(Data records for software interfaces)
BEGIN

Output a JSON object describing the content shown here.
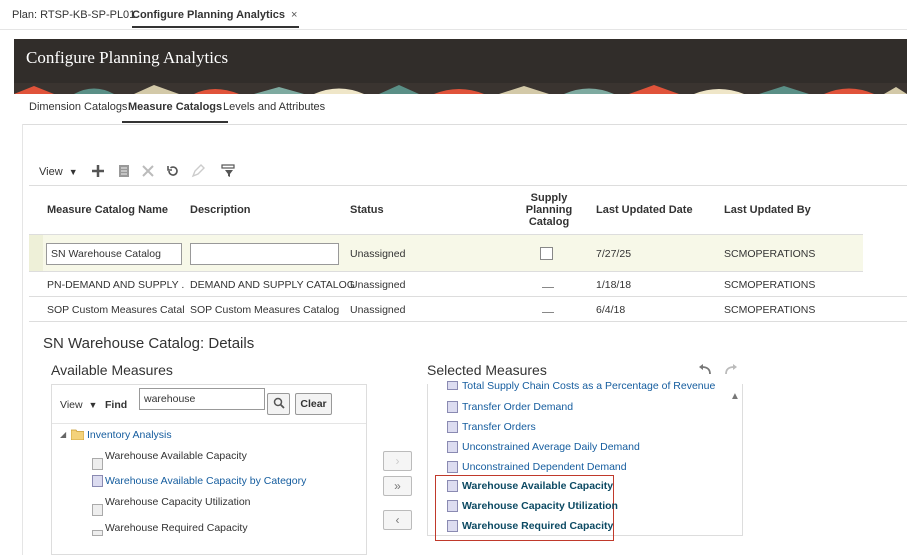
{
  "top_tabs": [
    {
      "label": "Plan: RTSP-KB-SP-PL01"
    },
    {
      "label": "Configure Planning Analytics",
      "close": "×"
    }
  ],
  "header": {
    "title": "Configure Planning Analytics"
  },
  "sub_tabs": [
    {
      "label": "Dimension Catalogs"
    },
    {
      "label": "Measure Catalogs"
    },
    {
      "label": "Levels and Attributes"
    }
  ],
  "toolbar": {
    "view_label": "View",
    "icons": [
      "add-icon",
      "duplicate-icon",
      "delete-icon",
      "refresh-icon",
      "edit-icon",
      "filter-icon"
    ]
  },
  "table": {
    "columns": [
      "Measure Catalog Name",
      "Description",
      "Status",
      "Supply Planning Catalog",
      "Last Updated Date",
      "Last Updated By"
    ],
    "rows": [
      {
        "name": "SN Warehouse Catalog",
        "description": "",
        "status": "Unassigned",
        "supply": "checkbox",
        "date": "7/27/25",
        "by": "SCMOPERATIONS"
      },
      {
        "name": "PN-DEMAND AND SUPPLY ...",
        "description": "DEMAND AND SUPPLY CATALOG",
        "status": "Unassigned",
        "supply": "dash",
        "date": "1/18/18",
        "by": "SCMOPERATIONS"
      },
      {
        "name": "SOP Custom Measures Catal...",
        "description": "SOP Custom Measures Catalog",
        "status": "Unassigned",
        "supply": "dash",
        "date": "6/4/18",
        "by": "SCMOPERATIONS"
      }
    ]
  },
  "details": {
    "title": "SN Warehouse Catalog: Details",
    "available": {
      "title": "Available Measures",
      "view_label": "View",
      "find_label": "Find",
      "search_value": "warehouse",
      "clear_label": "Clear",
      "folder": "Inventory Analysis",
      "items": [
        "Warehouse Available Capacity",
        "Warehouse Available Capacity by Category",
        "Warehouse Capacity Utilization",
        "Warehouse Required Capacity"
      ]
    },
    "move_buttons": {
      "move": "›",
      "move_all": "»",
      "remove": "‹"
    },
    "selected": {
      "title": "Selected Measures",
      "items": [
        "Total Supply Chain Costs as a Percentage of Revenue",
        "Transfer Order Demand",
        "Transfer Orders",
        "Unconstrained Average Daily Demand",
        "Unconstrained Dependent Demand"
      ],
      "highlighted_items": [
        "Warehouse Available Capacity",
        "Warehouse Capacity Utilization",
        "Warehouse Required Capacity"
      ]
    }
  },
  "colors": {
    "banner": "#312d2a",
    "link": "#145c9e",
    "highlight_border": "#c0392b",
    "selected_row": "#f7f8e8"
  }
}
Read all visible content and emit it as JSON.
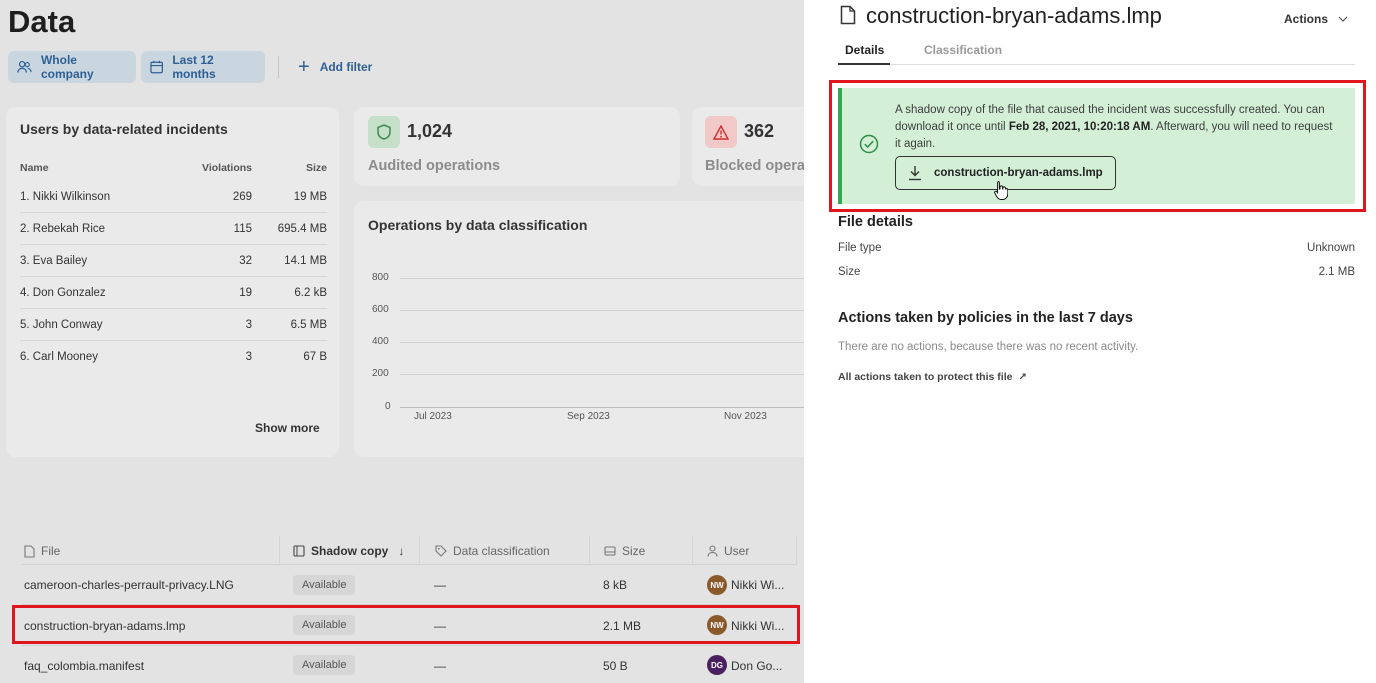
{
  "page": {
    "title": "Data"
  },
  "filters": {
    "company": "Whole company",
    "period": "Last 12 months",
    "add_filter": "Add filter"
  },
  "users_card": {
    "title": "Users by data-related incidents",
    "columns": [
      "Name",
      "Violations",
      "Size"
    ],
    "rows": [
      {
        "name": "1. Nikki Wilkinson",
        "violations": "269",
        "size": "19 MB"
      },
      {
        "name": "2. Rebekah Rice",
        "violations": "115",
        "size": "695.4 MB"
      },
      {
        "name": "3. Eva Bailey",
        "violations": "32",
        "size": "14.1 MB"
      },
      {
        "name": "4. Don Gonzalez",
        "violations": "19",
        "size": "6.2 kB"
      },
      {
        "name": "5. John Conway",
        "violations": "3",
        "size": "6.5 MB"
      },
      {
        "name": "6. Carl Mooney",
        "violations": "3",
        "size": "67 B"
      }
    ],
    "show_more": "Show more"
  },
  "stats": {
    "audited": {
      "value": "1,024",
      "label": "Audited operations",
      "color": "#5aa36a"
    },
    "blocked": {
      "value": "362",
      "label": "Blocked operat",
      "color": "#d9534f"
    }
  },
  "ops_chart": {
    "title": "Operations by data classification",
    "y_ticks": [
      "800",
      "600",
      "400",
      "200",
      "0"
    ],
    "x_ticks": [
      "Jul 2023",
      "Sep 2023",
      "Nov 2023"
    ]
  },
  "files_table": {
    "headers": {
      "file": "File",
      "shadow": "Shadow copy",
      "classification": "Data classification",
      "size": "Size",
      "user": "User"
    },
    "rows": [
      {
        "file": "cameroon-charles-perrault-privacy.LNG",
        "shadow": "Available",
        "classification": "—",
        "size": "8 kB",
        "user": "Nikki Wi...",
        "initials": "NW",
        "avatar_color": "#8b5a2b"
      },
      {
        "file": "construction-bryan-adams.lmp",
        "shadow": "Available",
        "classification": "—",
        "size": "2.1 MB",
        "user": "Nikki Wi...",
        "initials": "NW",
        "avatar_color": "#8b5a2b"
      },
      {
        "file": "faq_colombia.manifest",
        "shadow": "Available",
        "classification": "—",
        "size": "50 B",
        "user": "Don Go...",
        "initials": "DG",
        "avatar_color": "#4a2060"
      }
    ]
  },
  "panel": {
    "title": "construction-bryan-adams.lmp",
    "actions": "Actions",
    "tabs": [
      "Details",
      "Classification"
    ],
    "success": {
      "text_pre": "A shadow copy of the file that caused the incident was successfully created. You can download it once until ",
      "date": "Feb 28, 2021, 10:20:18 AM",
      "text_post": ". Afterward, you will need to request it again.",
      "button": "construction-bryan-adams.lmp"
    },
    "file_details": {
      "title": "File details",
      "type_key": "File type",
      "type_val": "Unknown",
      "size_key": "Size",
      "size_val": "2.1 MB"
    },
    "policies": {
      "title": "Actions taken by policies in the last 7 days",
      "empty": "There are no actions, because there was no recent activity.",
      "link": "All actions taken to protect this file"
    }
  }
}
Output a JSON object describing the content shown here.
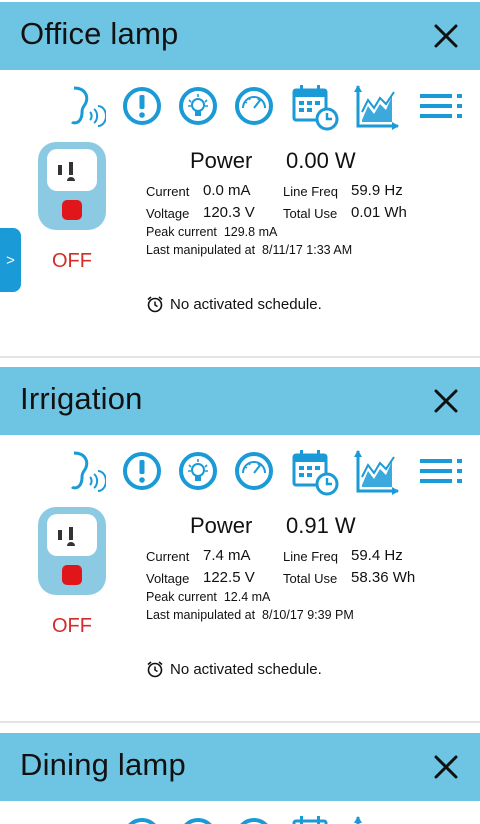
{
  "colors": {
    "header": "#6ec5e3",
    "accent": "#1a9ad6",
    "off": "#d42b2b",
    "plug_body": "#8ccae3",
    "plug_button": "#e0161b"
  },
  "side_tab": {
    "label": ">"
  },
  "cards": [
    {
      "title": "Office lamp",
      "close_label": "✕",
      "power_label": "Power",
      "power_value": "0.00 W",
      "current_label": "Current",
      "current_value": "0.0 mA",
      "voltage_label": "Voltage",
      "voltage_value": "120.3 V",
      "linefreq_label": "Line Freq",
      "linefreq_value": "59.9 Hz",
      "totaluse_label": "Total Use",
      "totaluse_value": "0.01 Wh",
      "peak_current": "Peak current  129.8 mA",
      "last_manipulated": "Last manipulated at  8/11/17 1:33 AM",
      "state": "OFF",
      "schedule": "No activated schedule."
    },
    {
      "title": "Irrigation",
      "close_label": "✕",
      "power_label": "Power",
      "power_value": "0.91 W",
      "current_label": "Current",
      "current_value": "7.4 mA",
      "voltage_label": "Voltage",
      "voltage_value": "122.5 V",
      "linefreq_label": "Line Freq",
      "linefreq_value": "59.4 Hz",
      "totaluse_label": "Total Use",
      "totaluse_value": "58.36 Wh",
      "peak_current": "Peak current  12.4 mA",
      "last_manipulated": "Last manipulated at  8/10/17 9:39 PM",
      "state": "OFF",
      "schedule": "No activated schedule."
    },
    {
      "title": "Dining lamp",
      "close_label": "✕"
    }
  ],
  "toolbar_icons": [
    "voice-icon",
    "alert-icon",
    "light-bulb-icon",
    "gauge-icon",
    "calendar-schedule-icon",
    "chart-icon",
    "menu-icon"
  ]
}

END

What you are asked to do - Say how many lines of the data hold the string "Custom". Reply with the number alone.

Reply to the task - 2